The fifth in filmmaker Mike Flanagan’s run of miniseries made for Netflix, The Fall of the House of Usher finds him returning to adaptation once again — only one of these, the vastly superior Midnight Mass, was an original piece of material. This latest effort mines many of the famous stories and characters from the work of Edgar Allan Poe, attaching them like limbs to a big Frankenstein’s monster that uses Usher as a spine, and adds a large dose of timely commentary that’s as amusing as it is often diabolically clumsy and tin-eared. The family dynasty here is that of Roderick Usher (Bruce Greenwood), who, along with his fraternal twin sister Madeline (Mary McDonnell), has controlled Fortunato Pharmaceuticals for decades, becoming wealthy beyond measure, enabling his many children (both legitimate and il-) in their decadent lifestyles, all the while addicting millions of people to his deadly opiate Ligadone.
Obviously, the Ushers here are a thinly-veiled analog for the real life Sackler family, which is as decent a jumping-off point as any for Flanagan’s targeting of the disgustingly rich. As the eight-episode series opens, Roderick sits down with longtime nemesis Auguste Dupin (Carl Lumbly), prepared to finally give this investigator the evidence he needs to put Roderick away forever. He proceeds to narrate the untimely and violent demises of every one of his children. Each episode takes a specific inspiration from one of Poe’s stories and spins them into something a bit more Stephen King-y in their cornball modernity. For instance, The Masque of the Red Death now features an orgy in a nightclub that becomes an acid-rain downpour of grue.
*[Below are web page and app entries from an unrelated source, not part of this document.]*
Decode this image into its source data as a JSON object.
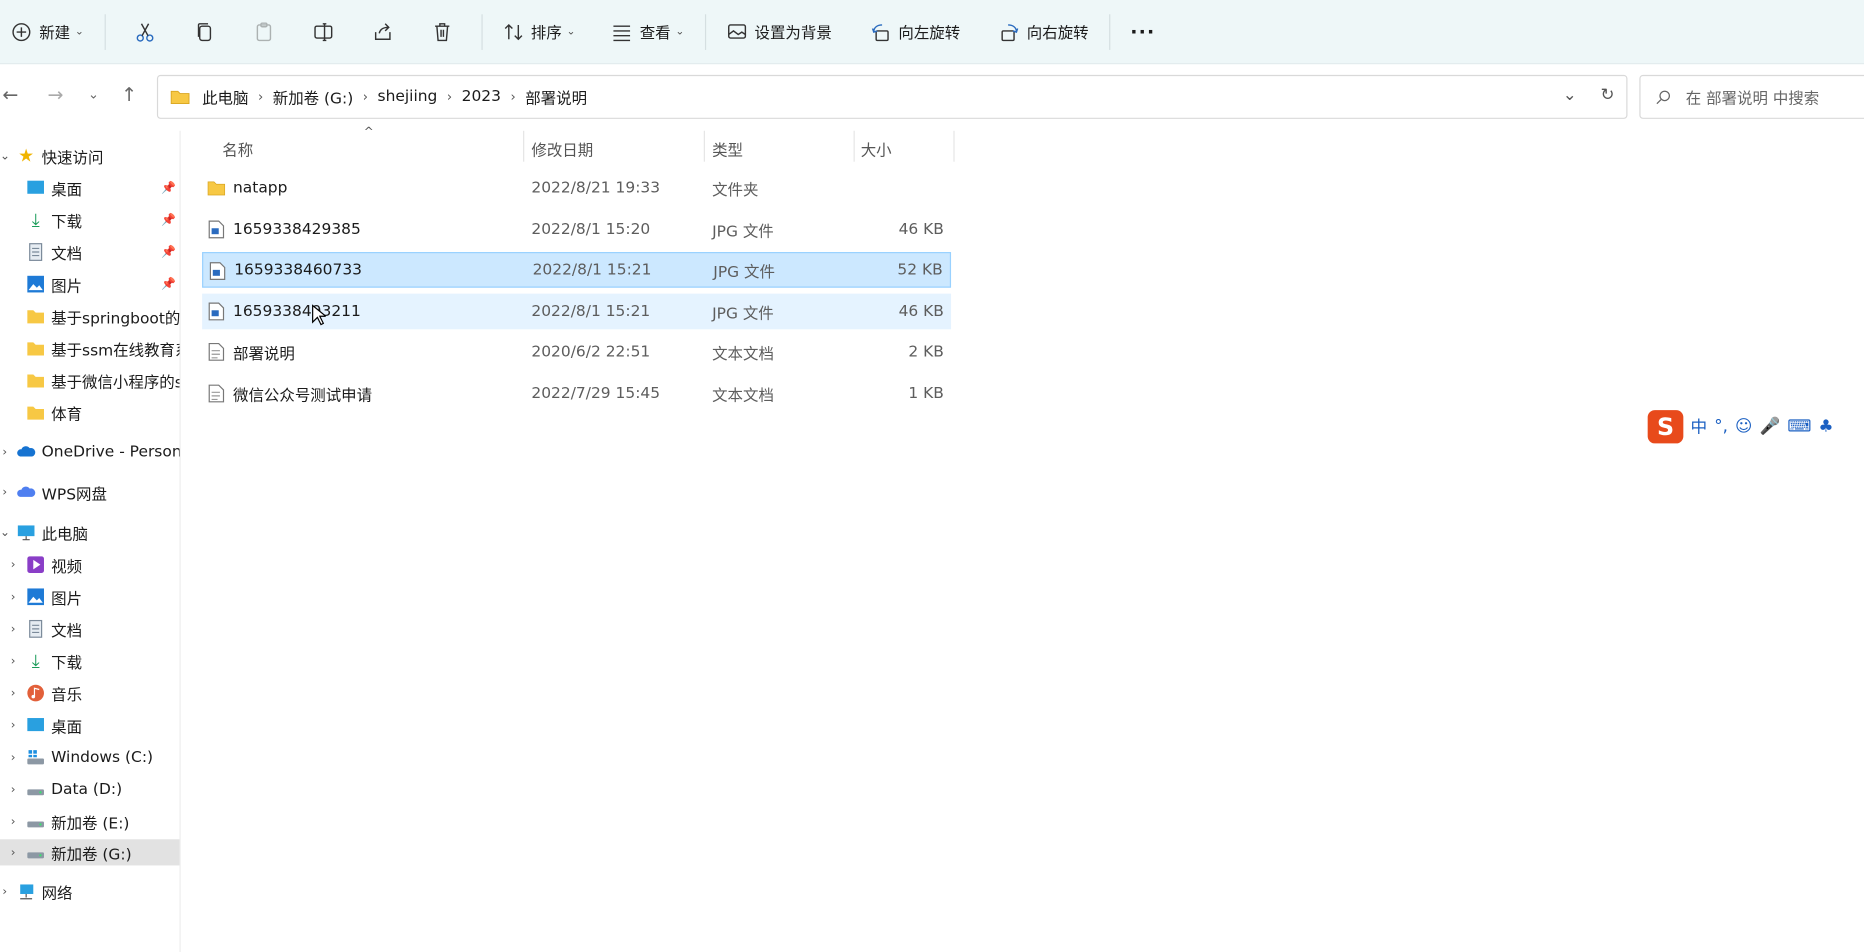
{
  "toolbar": {
    "new_label": "新建",
    "sort_label": "排序",
    "view_label": "查看",
    "set_background_label": "设置为背景",
    "rotate_left_label": "向左旋转",
    "rotate_right_label": "向右旋转",
    "more_label": "···"
  },
  "address": {
    "crumbs": [
      "此电脑",
      "新加卷 (G:)",
      "shejiing",
      "2023",
      "部署说明"
    ]
  },
  "search": {
    "placeholder": "在 部署说明 中搜索"
  },
  "sidebar": {
    "quick_access": "快速访问",
    "quick_items": [
      "桌面",
      "下载",
      "文档",
      "图片",
      "基于springboot的",
      "基于ssm在线教育系",
      "基于微信小程序的sp",
      "体育"
    ],
    "onedrive": "OneDrive - Persona",
    "wps": "WPS网盘",
    "this_pc": "此电脑",
    "pc_items": [
      "视频",
      "图片",
      "文档",
      "下载",
      "音乐",
      "桌面",
      "Windows (C:)",
      "Data (D:)",
      "新加卷 (E:)",
      "新加卷 (G:)"
    ],
    "network": "网络"
  },
  "columns": {
    "name": "名称",
    "date": "修改日期",
    "type": "类型",
    "size": "大小"
  },
  "files": [
    {
      "name": "natapp",
      "date": "2022/8/21 19:33",
      "type": "文件夹",
      "size": ""
    },
    {
      "name": "1659338429385",
      "date": "2022/8/1 15:20",
      "type": "JPG 文件",
      "size": "46 KB"
    },
    {
      "name": "1659338460733",
      "date": "2022/8/1 15:21",
      "type": "JPG 文件",
      "size": "52 KB"
    },
    {
      "name": "1659338493211",
      "date": "2022/8/1 15:21",
      "type": "JPG 文件",
      "size": "46 KB"
    },
    {
      "name": "部署说明",
      "date": "2020/6/2 22:51",
      "type": "文本文档",
      "size": "2 KB"
    },
    {
      "name": "微信公众号测试申请",
      "date": "2022/7/29 15:45",
      "type": "文本文档",
      "size": "1 KB"
    }
  ],
  "ime": {
    "mode_label": "中",
    "punct_label": "°,"
  }
}
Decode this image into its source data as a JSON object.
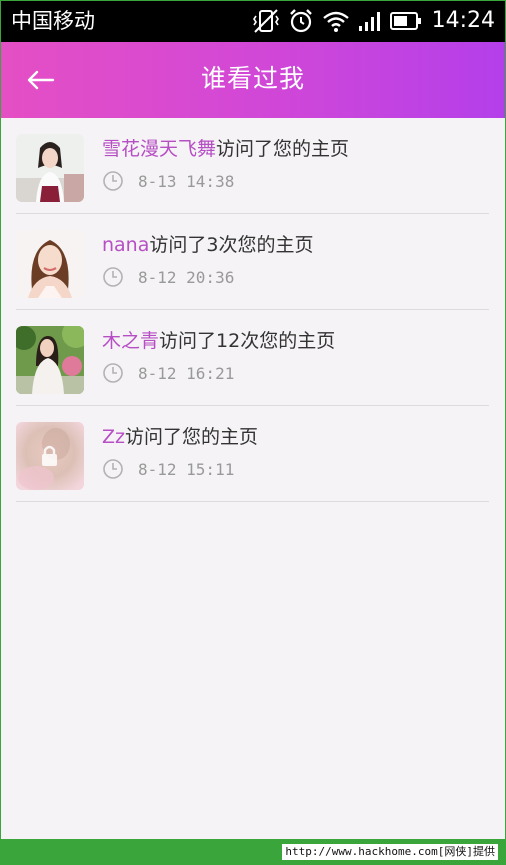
{
  "status_bar": {
    "carrier": "中国移动",
    "time": "14:24"
  },
  "header": {
    "title": "谁看过我",
    "back_label": "←"
  },
  "visits": [
    {
      "name": "雪花漫天飞舞",
      "action": "访问了您的主页",
      "time": "8-13  14:38",
      "avatar": "photo-girl-white-dress"
    },
    {
      "name": "nana",
      "action": "访问了3次您的主页",
      "time": "8-12  20:36",
      "avatar": "photo-girl-smiling"
    },
    {
      "name": "木之青",
      "action": "访问了12次您的主页",
      "time": "8-12  16:21",
      "avatar": "photo-girl-outdoors"
    },
    {
      "name": "Zz",
      "action": "访问了您的主页",
      "time": "8-12  15:11",
      "avatar": "blurred-locked-photo"
    }
  ],
  "footer": {
    "credit": "http://www.hackhome.com[网侠]提供"
  }
}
Elsewhere, the killer feline at the center of The Black Cat is particularly amusing.
All of these grisly delights are the karmic revenge of some shapeshifting spectral character named Verna — an anagram of raven; cute — played by Carla Gugino. It won’t be difficult to parse who she is or what exactly she’s after, especially given the series’ emphasis on righteous comeuppance; it’s all clever enough. As in his previous serial work, Flanagan’s stories here are relatively engrossing, and their yucky charms lend themselves well to a laundry-folding weekend binge-watch. Viewers familiar with Poe and his stories will spot endless references and Easter eggs, and in support of it all, Flanagan has also assembled a terrific cast, with everyone chewing appropriate amounts of scenery, particularly regular collaborator Henry Thomas as an especially scummy Usher son, as well as Mark Hamill as the family’s scary fixer.
But despite Usher‘s consistency and competency, the series’ pacing seriously flags, mostly in long flashbacks detailing just how the monstrous original Usher twins got that way. Once the nature of their torment is finally revealed, it lands as a bit of a letdown, mostly because there are still two-and-a-half hours’ worth of wrap-up to work through, a good chunk of which is padded out by one monologue after another — it’s never a good idea to close out your horror project with a thudding screed about consumerism and culture — and also a couple of lugubrious recitations of classic Poe mainstays like “The Raven.” At four hours, this melange of modernized gothicism might have been something of a funhouse classic. At eight-plus, it too often feels like a scolding slog.
CREATOR: Mike Flanagan; CAST: Bruce Greenwood, Carla Gugino, Henry Thomas, Mary McDonnell, Zach Gilford, Willa Fitzgerald; DISTRIBUTOR: Netflix; STREAMING: October12; RUNTIME: 8 hr.